East Roman–Sasanian War of 440
Part of the Roman-Persian Wars
East Roman - Sasanian frontier
East Roman - Sasanian frontier
Result Peace treaty: The Romans gives some payments to the Sasanians[1]
East Roman Empire Sasanian Empire
Commanders and leaders
Theodosius II Yazdegerd II


The East Roman and Sassanid empires were frequently at war and this was largely rooted on religion as Persia - where Zoroastrianism prevailed - had been troubled by Christian proselytism.[4][5] This period of conflict emerged after the reign of Yazdgerd I who was known for his peaceful policy towards Byzantium and was even appointed guardian of the infant Theodosius II, one of the belligerents of the war.[6][7] This changed during the regimes of Shapur II and Yazdgerd II, who violently persecuted Jews, Christians, and Christian converts.[4] It provoked a response from the East Roman empire, which sent troops against Persian forces after it failed to reverse Yazdgerd's policy peacefully.[8] The short-lived conflict, which some sources described as a stalemate,[9] was reignited later in a series of hostilities (e.g. Justinian's war with the Sassanids).[8] These culminated in the Roman-Persian war during the time of Emperor Heraclius who defeated the Sassanid empire at the Battle of Nineveh in 627 CE.[10]


  1. ^ Encyclopaedia Iranica "Upon ascending the throne, Yazdgerd II waged a war with the Roman empire, starting in 440 CE and with little success for either side (Greatrex, p. 2). The Romans, hard pressed on their southern front by the Vandal invasion and conquest of Carthage, sued for a quick end to war in return for payments to the Sasanians in order to defend the Caucusus."
  2. ^
  3. ^ Kia, Mehrdad (2016). The Persian Empire: A Historical Encyclopedia [2 volumes]: A Historical Encyclopedia. Santa Barbara, CA: ABC-CLIO. p. 282. ISBN 9781610693905.
  4. ^ a b Efthymiadis, Stephanos (2014). The Ashgate Research Companion to Byzantine Hagiography: Volume II: Genres and Contexts. Surrey, UK: Ashgate Publishing, Ltd. p. 73. ISBN 9781409409519.
  5. ^ Bardakjian, Kevork; La Porta, Sergio (2014). The Armenian Apocalyptic Tradition: A Comparative Perspective. Leiden: BRILL. p. 387. ISBN 9789004270244.
  6. ^ Nicholson, Oliver (2018). The Oxford Dictionary of Late Antiquity. New York: Oxford University Press. p. 1601. ISBN 9780198662778.

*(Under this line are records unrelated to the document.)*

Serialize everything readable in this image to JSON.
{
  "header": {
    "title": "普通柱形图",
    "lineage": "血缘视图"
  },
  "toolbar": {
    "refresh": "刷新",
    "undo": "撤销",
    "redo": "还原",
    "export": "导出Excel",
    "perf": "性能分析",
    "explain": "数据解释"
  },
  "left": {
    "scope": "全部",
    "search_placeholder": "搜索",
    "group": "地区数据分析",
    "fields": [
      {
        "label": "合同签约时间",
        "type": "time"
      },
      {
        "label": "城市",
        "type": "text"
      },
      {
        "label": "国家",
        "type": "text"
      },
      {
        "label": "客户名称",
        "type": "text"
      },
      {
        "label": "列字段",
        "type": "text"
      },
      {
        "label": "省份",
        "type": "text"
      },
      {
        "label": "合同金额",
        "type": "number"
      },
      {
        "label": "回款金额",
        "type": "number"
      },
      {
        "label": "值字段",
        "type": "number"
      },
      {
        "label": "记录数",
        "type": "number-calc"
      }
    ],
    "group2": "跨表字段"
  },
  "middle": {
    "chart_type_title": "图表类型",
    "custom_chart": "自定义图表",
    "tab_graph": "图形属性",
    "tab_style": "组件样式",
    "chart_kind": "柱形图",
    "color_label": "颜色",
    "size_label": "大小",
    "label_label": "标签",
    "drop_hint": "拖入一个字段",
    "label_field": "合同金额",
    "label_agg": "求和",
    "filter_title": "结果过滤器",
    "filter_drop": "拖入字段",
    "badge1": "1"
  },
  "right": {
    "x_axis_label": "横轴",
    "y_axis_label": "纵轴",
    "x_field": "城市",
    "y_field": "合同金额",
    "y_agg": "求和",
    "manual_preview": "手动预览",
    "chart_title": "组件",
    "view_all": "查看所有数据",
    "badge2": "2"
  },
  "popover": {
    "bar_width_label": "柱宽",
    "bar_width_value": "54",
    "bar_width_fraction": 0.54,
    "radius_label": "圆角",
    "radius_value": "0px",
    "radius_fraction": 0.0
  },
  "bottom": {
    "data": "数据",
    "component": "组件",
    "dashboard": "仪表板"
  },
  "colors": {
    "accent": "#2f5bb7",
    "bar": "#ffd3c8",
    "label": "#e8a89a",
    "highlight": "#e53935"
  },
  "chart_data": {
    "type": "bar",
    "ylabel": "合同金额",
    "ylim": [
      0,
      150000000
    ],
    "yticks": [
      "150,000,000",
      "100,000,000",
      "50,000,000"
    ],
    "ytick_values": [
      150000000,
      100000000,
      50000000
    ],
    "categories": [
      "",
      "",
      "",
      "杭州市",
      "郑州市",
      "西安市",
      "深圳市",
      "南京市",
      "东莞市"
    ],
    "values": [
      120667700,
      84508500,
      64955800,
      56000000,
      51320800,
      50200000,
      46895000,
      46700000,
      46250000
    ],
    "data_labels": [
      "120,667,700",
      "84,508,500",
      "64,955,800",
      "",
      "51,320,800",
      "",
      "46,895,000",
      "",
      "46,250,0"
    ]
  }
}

  7. ^ Greatrex, Geoffrey; Lieu, Samuel (2002). The Roman Eastern Frontier and the Persian Wars Ad 363-628, Part 2. London: Routledge. p. 33. ISBN 0415146879.
  8. ^ a b Kohn, George (2007). Dictionary of Wars, 3rd edition. New York: Infobase Publishing. p. 453. ISBN 0816065772.
  9. ^ Kelly, Christopher (2013). Theodosius II: Rethinking the Roman Empire in Late Antiquity. Cambridge: Cambridge University Press. p. 11. ISBN 9781107038585.
  10. ^ McNabb, James Brian (2017). A Military History of the Modern Middle East. Santa Barbara, CA: Praeger. p. 10. ISBN 9781440829635.